Around 200 textile research professionals met at the end of May in St Gallen, Switzerland at the international Fiber Society Spring Conference to keep abreast of current trends in research and development in this field.
The host organization was Empa, where intensive work is being carried out on fibre and textile innovations.
Although textiles have a tradition extending back thousands of years into antiquity, there still remains room for innovation today, and the aim of this year's Fiber Society conference was to sound out the opportunities on offer in this regard, organisers said.
The society was founded in 1941 to encourage and support scientific progress in the field of fibres and fibre products, and the conference motto, Fiber Research for Tomorrow’s Applications, was therefore entirely appropriate.
The aim is to emphasize the message that, “Textiles have an unbroken potential," as Rudolf Hufenus, of Empa's Advanced Fibers Laboratory and one of the conference organizers, put it in his welcoming address.
Innovation in this field generally takes place as a result of partnerships between groups drawn from various scientific disciplines. Just as important is the intensive cooperation between research institutes and industry, in Hufenus’ opinion.
Organisers say the Fiber Society Spring Conference, which took place from the 23rd to 25th of May, represented the ideal platform for the exchange of ideas and know-how necessary to initiate and plan collaborative projects. The conference was held at Empa's St Gallen site, which has traditionally been heavily involved in innovative work in the textile field.

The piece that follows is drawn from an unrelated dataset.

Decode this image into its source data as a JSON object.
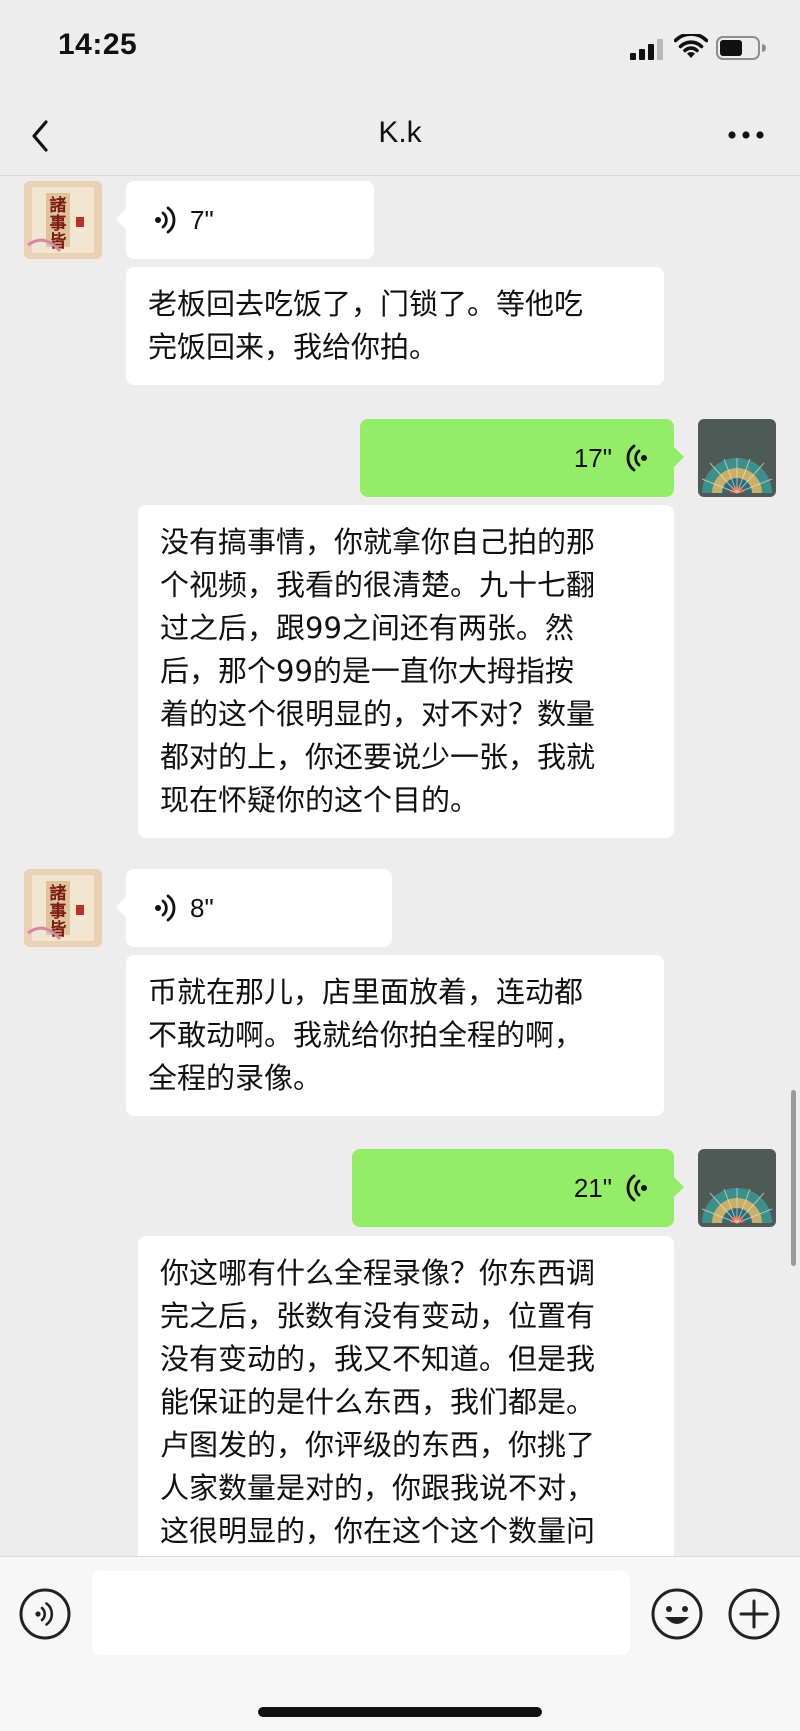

Empa says there was enormous interest in the event, and the organizers received about twice as many suggestions for expert presentations as they were able to consider. Altogether over 200 scientists from 20 countries attended the event.
“The conference deals with the practical applications of today's fibre research," explained Hufenus, whose own work involves developing novel fibres with his team.
One such example is a fibre for making protective jackets which, although acting like armour to shield the wearer from heavy blows, is still pliant and supple so that the jacket is comfortable to wear.
Empa says the symposium showed that there is a general trend for textiles to find use in new areas of application with high added value, for example in the medical field where implants made of textiles are being used to replace blood vessels or heart valves.
It also notes that the latest developments in conductive fibres are leading to a fusion of electronics and textile technology, with an appropriately large potential for the monitoring of bodily functions and applications in telemedicine.
Empa is itself working intensively on a range of solutions in this very promising area; in all eight Empa staff members presented the latest results of their work during the conference, one being in the area of electro spinning – a process by which fibres of both polymer and purely inorganic material, as well as composites of both, can be manufactured with diameters in the nanometre range. This makes it possible for example to create novel nonwoven textile-based materials for applications in medical and filter technologies, and in catalytic processes.
Dr. Rudolf Hufenus, Advanced Fibers, Phone +41 58 765 73 41, email@example.com
Dr. René Rossi, Protection and Physiology, Phone +41 58 765 77 65, firstname.lastname@example.org
Author: Billy Hunter